This article discusses peasant farming as the main land-labour institution in Europe. It is argued that both land and labour are socially defined. They are materially constituted according to these definitions and whenever social definitions change, the significance, use and position of land and labour in the process of agricultural production are reconstituted. The article uses a periodization that embraces a first period (from 1850 to 1950) in which peasant agriculture strongly develops, albeit at unequal rhythms, in most parts of Europe. A second period (roughly from 1950 to 1990) centres on the modernization of agriculture: an endeavour to induce a new model of entrepreneurial farming within which land and labour increasingly become void categories. The third period (from 1990 onwards) witnesses new and heterogeneous processes of re-peasantization that imply a ‘rediscovery’ of land and labour as central components of forms of farming that are able to resist the neo-liberal re-ordering of agricultural and food markets.

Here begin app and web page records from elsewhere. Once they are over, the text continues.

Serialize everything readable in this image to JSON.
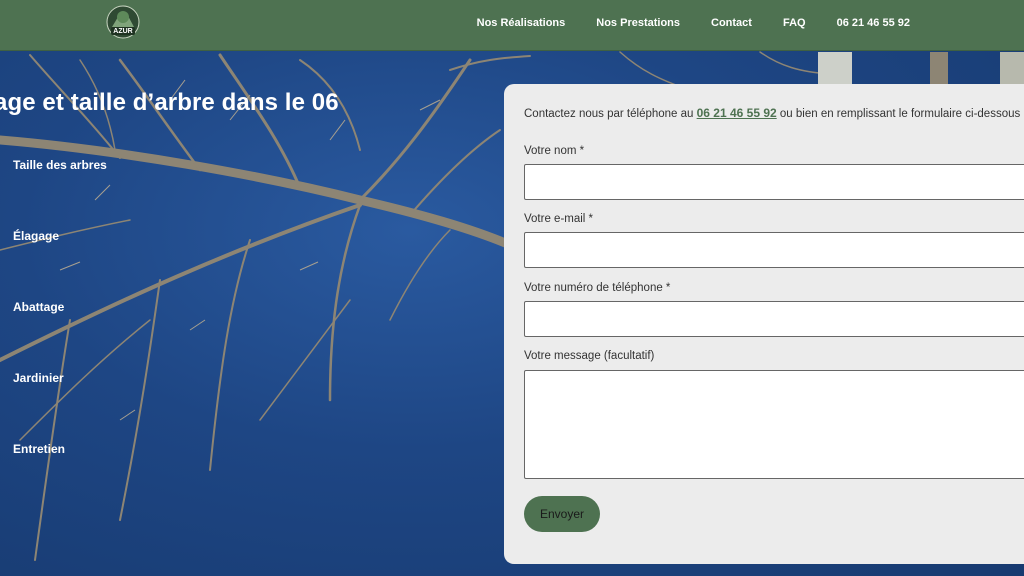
{
  "header": {
    "logo_text": "AZUR",
    "nav": [
      {
        "label": "Nos Réalisations"
      },
      {
        "label": "Nos Prestations"
      },
      {
        "label": "Contact"
      },
      {
        "label": "FAQ"
      },
      {
        "label": "06 21 46 55 92"
      }
    ]
  },
  "hero": {
    "title": "age et taille d’arbre dans le 06",
    "services": [
      "Taille des arbres",
      "Élagage",
      "Abattage",
      "Jardinier",
      "Entretien"
    ]
  },
  "contact": {
    "intro_before": "Contactez nous par téléphone au ",
    "phone": "06 21 46 55 92",
    "intro_after": " ou bien en remplissant le formulaire ci-dessous",
    "name_label": "Votre nom *",
    "email_label": "Votre e-mail *",
    "tel_label": "Votre numéro de téléphone *",
    "message_label": "Votre message (facultatif)",
    "name_value": "",
    "email_value": "",
    "tel_value": "",
    "message_value": "",
    "submit_label": "Envoyer"
  },
  "colors": {
    "brand_green": "#4e7251",
    "sky_blue": "#1e4684",
    "panel_bg": "#ececec"
  }
}
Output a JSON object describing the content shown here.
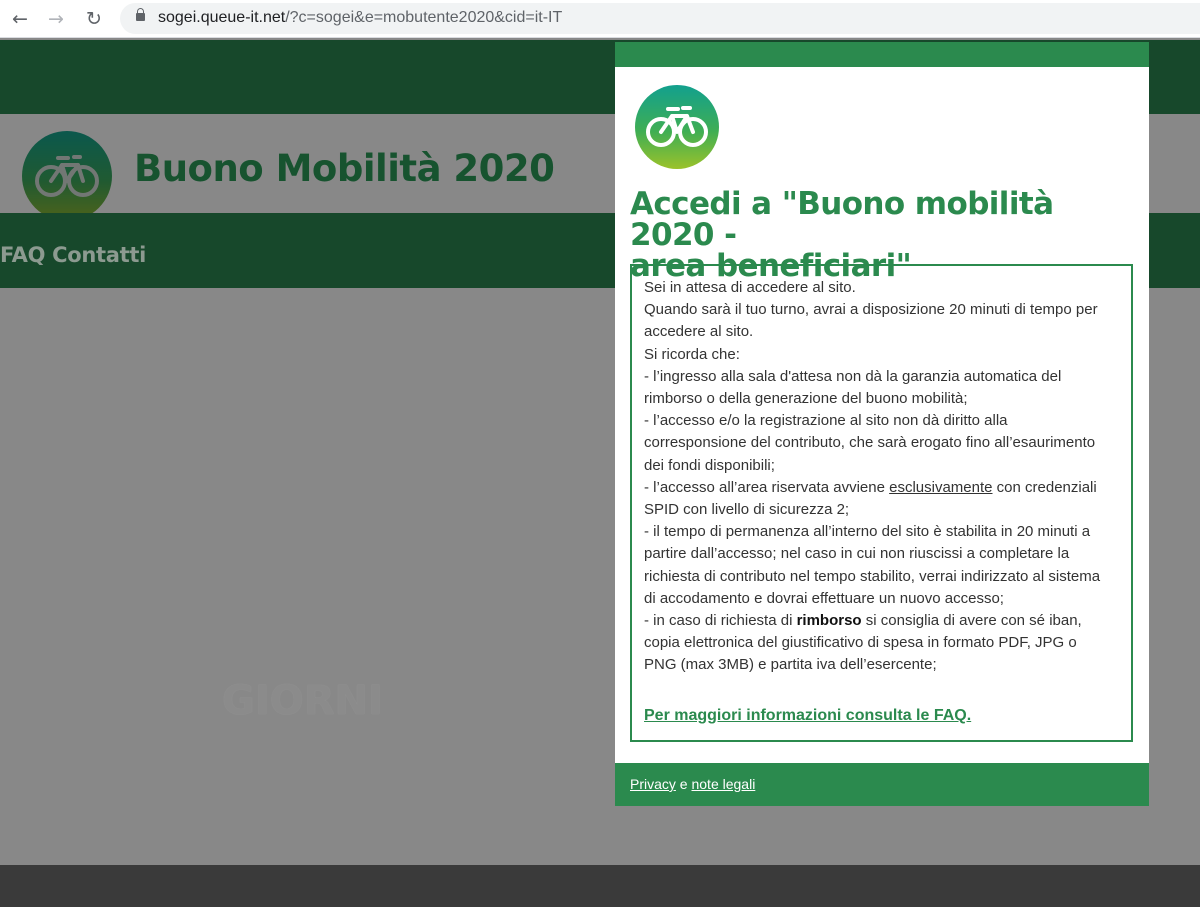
{
  "browser": {
    "url_host": "sogei.queue-it.net",
    "url_rest": "/?c=sogei&e=mobutente2020&cid=it-IT"
  },
  "background_page": {
    "site_title": "Buono Mobilità 2020",
    "menu_text": "FAQ Contatti",
    "ghost_text": "GIORNI"
  },
  "modal": {
    "title_line1": "Accedi a \"Buono mobilità 2020 -",
    "title_line2": "area beneficiari\"",
    "info": {
      "l1": "Sei in attesa di accedere al sito.",
      "l2": "Quando sarà il tuo turno, avrai a disposizione 20 minuti di tempo per",
      "l3": "accedere al sito.",
      "l4": "Si ricorda che:",
      "l5": "- l’ingresso alla sala d'attesa non dà la garanzia automatica del",
      "l6": "rimborso o della generazione del buono mobilità;",
      "l7": "- l’accesso e/o la registrazione al sito non dà diritto alla",
      "l8": "corresponsione del contributo, che sarà erogato fino all’esaurimento",
      "l9": "dei fondi disponibili;",
      "l10_a": "- l’accesso all’area riservata avviene ",
      "l10_b": "esclusivamente",
      "l10_c": " con credenziali",
      "l11": "SPID con livello di sicurezza 2;",
      "l12": "- il tempo di permanenza all’interno del sito è stabilita in 20 minuti a",
      "l13": "partire dall’accesso; nel caso in cui non riuscissi a completare la",
      "l14": "richiesta di contributo nel tempo stabilito, verrai indirizzato al sistema",
      "l15": "di accodamento e dovrai effettuare un nuovo accesso;",
      "l16_a": "- in caso di richiesta di ",
      "l16_b": "rimborso",
      "l16_c": " si consiglia di avere con sé iban,",
      "l17": "copia elettronica del giustificativo di spesa in formato PDF, JPG o",
      "l18": "PNG (max 3MB) e partita iva dell’esercente;"
    },
    "faq_link": "Per maggiori informazioni consulta le FAQ.",
    "footer": {
      "privacy": "Privacy",
      "and": " e ",
      "legal": "note legali"
    }
  },
  "colors": {
    "brand_green": "#2b8a4e",
    "dark_green": "#17482b",
    "overlay_gray": "#888888"
  },
  "icons": [
    "back-arrow-icon",
    "forward-arrow-icon",
    "reload-icon",
    "lock-icon",
    "bicycle-icon"
  ]
}
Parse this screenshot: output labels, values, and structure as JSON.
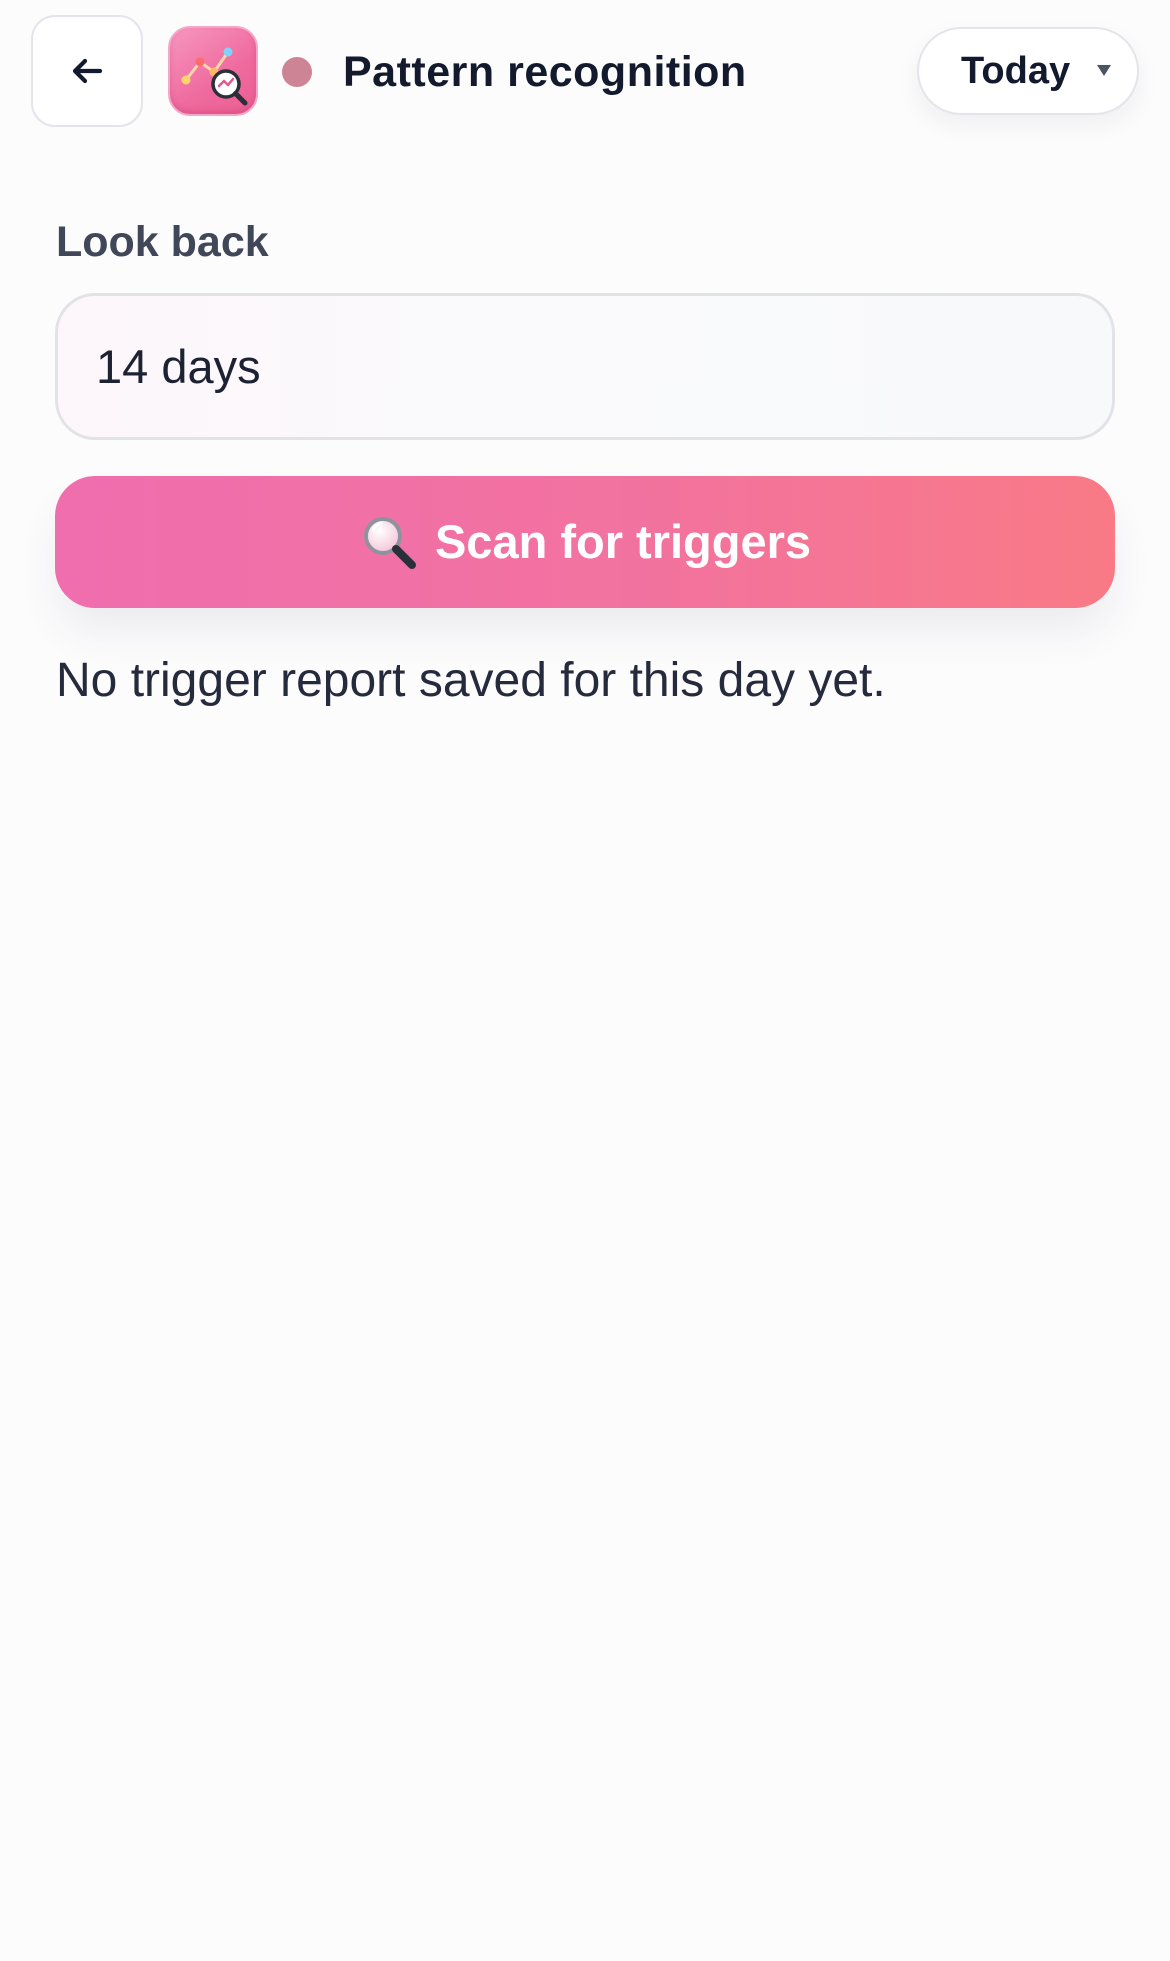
{
  "header": {
    "back_icon": "arrow-left-icon",
    "app_icon": "pattern-chart-magnifier-icon",
    "status_dot_color": "#cd8494",
    "title": "Pattern recognition",
    "date_select": {
      "selected": "Today",
      "icon": "chevron-down-icon"
    }
  },
  "form": {
    "lookback": {
      "label": "Look back",
      "value": "14 days"
    },
    "scan_button": {
      "icon": "magnifier-icon",
      "label": "Scan for triggers"
    }
  },
  "result": {
    "empty_message": "No trigger report saved for this day yet."
  },
  "colors": {
    "accent_start": "#f06eae",
    "accent_end": "#f97a86",
    "text_primary": "#141a2e",
    "label": "#3f4759"
  }
}
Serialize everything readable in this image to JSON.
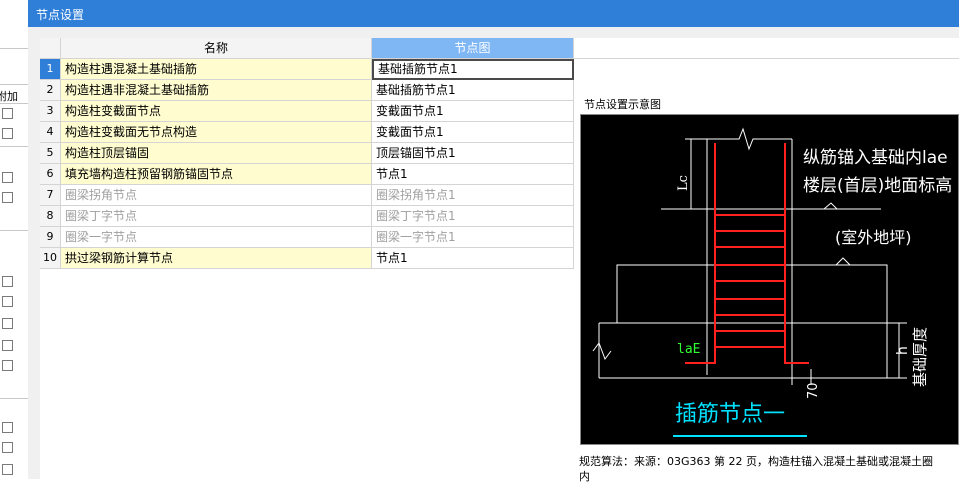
{
  "dialog": {
    "title": "节点设置"
  },
  "background": {
    "header_fragment": "附加"
  },
  "table": {
    "headers": {
      "name": "名称",
      "node": "节点图"
    },
    "rows": [
      {
        "num": "1",
        "name": "构造柱遇混凝土基础插筋",
        "node": "基础插筋节点1"
      },
      {
        "num": "2",
        "name": "构造柱遇非混凝土基础插筋",
        "node": "基础插筋节点1"
      },
      {
        "num": "3",
        "name": "构造柱变截面节点",
        "node": "变截面节点1"
      },
      {
        "num": "4",
        "name": "构造柱变截面无节点构造",
        "node": "变截面节点1"
      },
      {
        "num": "5",
        "name": "构造柱顶层锚固",
        "node": "顶层锚固节点1"
      },
      {
        "num": "6",
        "name": "填充墙构造柱预留钢筋锚固节点",
        "node": "节点1"
      },
      {
        "num": "7",
        "name": "圈梁拐角节点",
        "node": "圈梁拐角节点1"
      },
      {
        "num": "8",
        "name": "圈梁丁字节点",
        "node": "圈梁丁字节点1"
      },
      {
        "num": "9",
        "name": "圈梁一字节点",
        "node": "圈梁一字节点1"
      },
      {
        "num": "10",
        "name": "拱过梁钢筋计算节点",
        "node": "节点1"
      }
    ]
  },
  "preview": {
    "title": "节点设置示意图",
    "diagram": {
      "label_anchor": "纵筋锚入基础内lae",
      "label_floor": "楼层(首层)地面标高",
      "label_outdoor": "(室外地坪)",
      "label_lc": "Lc",
      "label_lae": "laE",
      "label_h": "h",
      "label_depth": "基础厚度",
      "label_70": "70",
      "caption": "插筋节点一"
    },
    "description_line1": "规范算法：来源：03G363 第 22 页，构造柱锚入混凝土基础或混凝土圈",
    "description_line2": "内"
  }
}
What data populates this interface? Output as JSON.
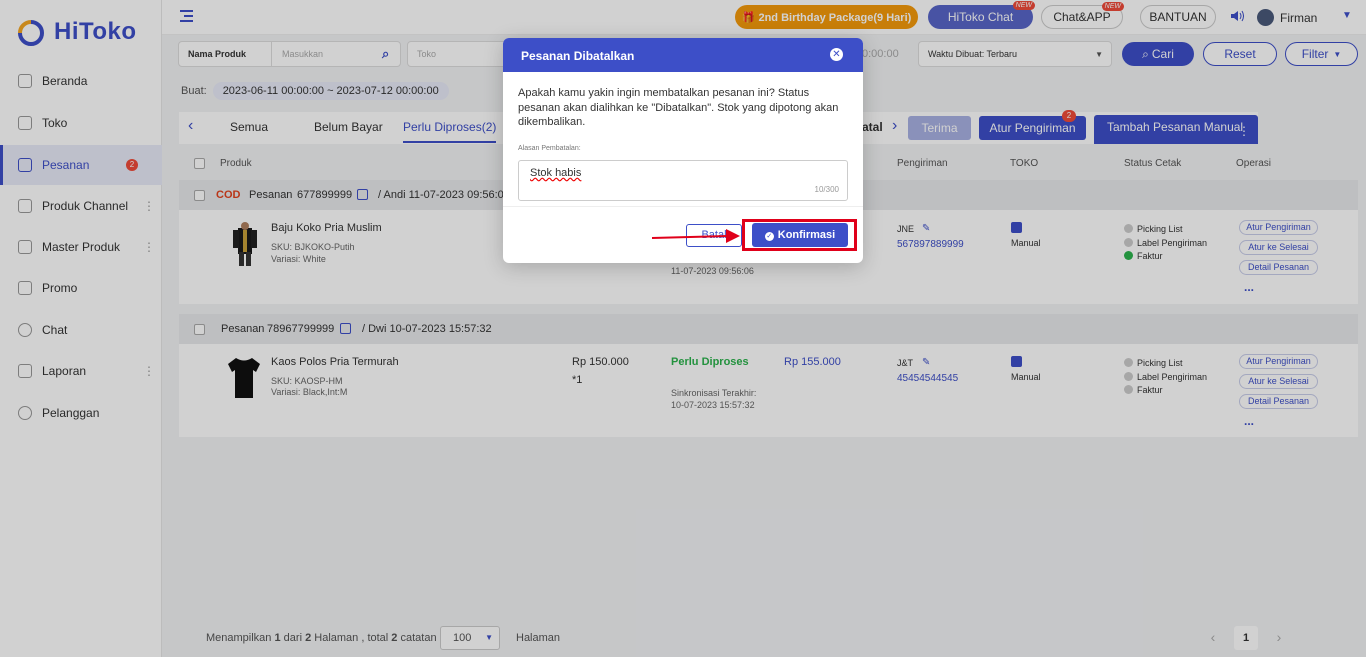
{
  "app": {
    "brand": "HiToko",
    "accent": "#3d4fc8"
  },
  "sidebar": {
    "items": [
      {
        "label": "Beranda",
        "icon": "monitor-icon"
      },
      {
        "label": "Toko",
        "icon": "store-icon"
      },
      {
        "label": "Pesanan",
        "icon": "order-icon",
        "badge": "2",
        "active": true
      },
      {
        "label": "Produk Channel",
        "icon": "grid-icon"
      },
      {
        "label": "Master Produk",
        "icon": "box-icon"
      },
      {
        "label": "Promo",
        "icon": "promo-icon"
      },
      {
        "label": "Chat",
        "icon": "chat-icon"
      },
      {
        "label": "Laporan",
        "icon": "report-icon"
      },
      {
        "label": "Pelanggan",
        "icon": "users-icon"
      }
    ]
  },
  "topbar": {
    "birthday": "🎁 2nd Birthday Package(9 Hari)",
    "hitoko_chat": "HiToko Chat",
    "chat_app": "Chat&APP",
    "new_tag": "NEW",
    "bantuan": "BANTUAN",
    "user": "Firman"
  },
  "filter": {
    "field": "Nama Produk",
    "placeholder": "Masukkan",
    "toko": "Toko",
    "time_partial": "0:00:00",
    "sort": "Waktu Dibuat: Terbaru",
    "search_btn": "Cari",
    "reset_btn": "Reset",
    "filter_btn": "Filter"
  },
  "date": {
    "label": "Buat:",
    "range": "2023-06-11 00:00:00 ~ 2023-07-12 00:00:00"
  },
  "tabs": {
    "semua": "Semua",
    "belum_bayar": "Belum Bayar",
    "perlu_diproses": "Perlu Diproses(2)",
    "batal_partial": "atal",
    "terima": "Terima",
    "atur_pengiriman": "Atur Pengiriman",
    "atur_badge": "2",
    "tambah": "Tambah Pesanan Manual"
  },
  "columns": {
    "produk": "Produk",
    "pengiriman": "Pengiriman",
    "toko": "TOKO",
    "status_cetak": "Status Cetak",
    "operasi": "Operasi"
  },
  "orders": [
    {
      "cod": "COD",
      "label": "Pesanan",
      "id": "677899999",
      "meta": "/ Andi  11-07-2023 09:56:0",
      "name": "Baju Koko Pria Muslim",
      "sku": "SKU:  BJKOKO-Putih",
      "variasi": "Variasi:  White",
      "sync_time": "11-07-2023 09:56:06",
      "courier": "JNE",
      "resi": "567897889999",
      "toko": "Manual",
      "print": [
        "Picking List",
        "Label Pengiriman",
        "Faktur"
      ]
    },
    {
      "label": "Pesanan",
      "id": "78967799999",
      "meta": "/ Dwi  10-07-2023 15:57:32",
      "name": "Kaos Polos Pria Termurah",
      "sku": "SKU:  KAOSP-HM",
      "variasi": "Variasi:  Black,Int:M",
      "price": "Rp 150.000",
      "qty": "*1",
      "status": "Perlu Diproses",
      "total": "Rp 155.000",
      "sync_label": "Sinkronisasi Terakhir:",
      "sync_time": "10-07-2023 15:57:32",
      "courier": "J&T",
      "resi": "45454544545",
      "toko": "Manual",
      "print": [
        "Picking List",
        "Label Pengiriman",
        "Faktur"
      ]
    }
  ],
  "ops": [
    "Atur Pengiriman",
    "Atur ke Selesai",
    "Detail Pesanan",
    "..."
  ],
  "footer": {
    "pre": "Menampilkan ",
    "a": "1",
    "mid1": " dari ",
    "b": "2",
    "mid2": " Halaman , total ",
    "c": "2",
    "post": " catatan",
    "size": "100",
    "halaman": "Halaman",
    "page": "1"
  },
  "modal": {
    "title": "Pesanan Dibatalkan",
    "message": "Apakah kamu yakin ingin membatalkan pesanan ini? Status pesanan akan dialihkan ke \"Dibatalkan\". Stok yang dipotong akan dikembalikan.",
    "reason_label": "Alasan Pembatalan:",
    "reason_value": "Stok habis",
    "counter": "10/300",
    "cancel": "Batal",
    "confirm": "Konfirmasi"
  }
}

Keywords: Agricultural development, peasants, entrepreneurs, modernization, multifunctionality, markets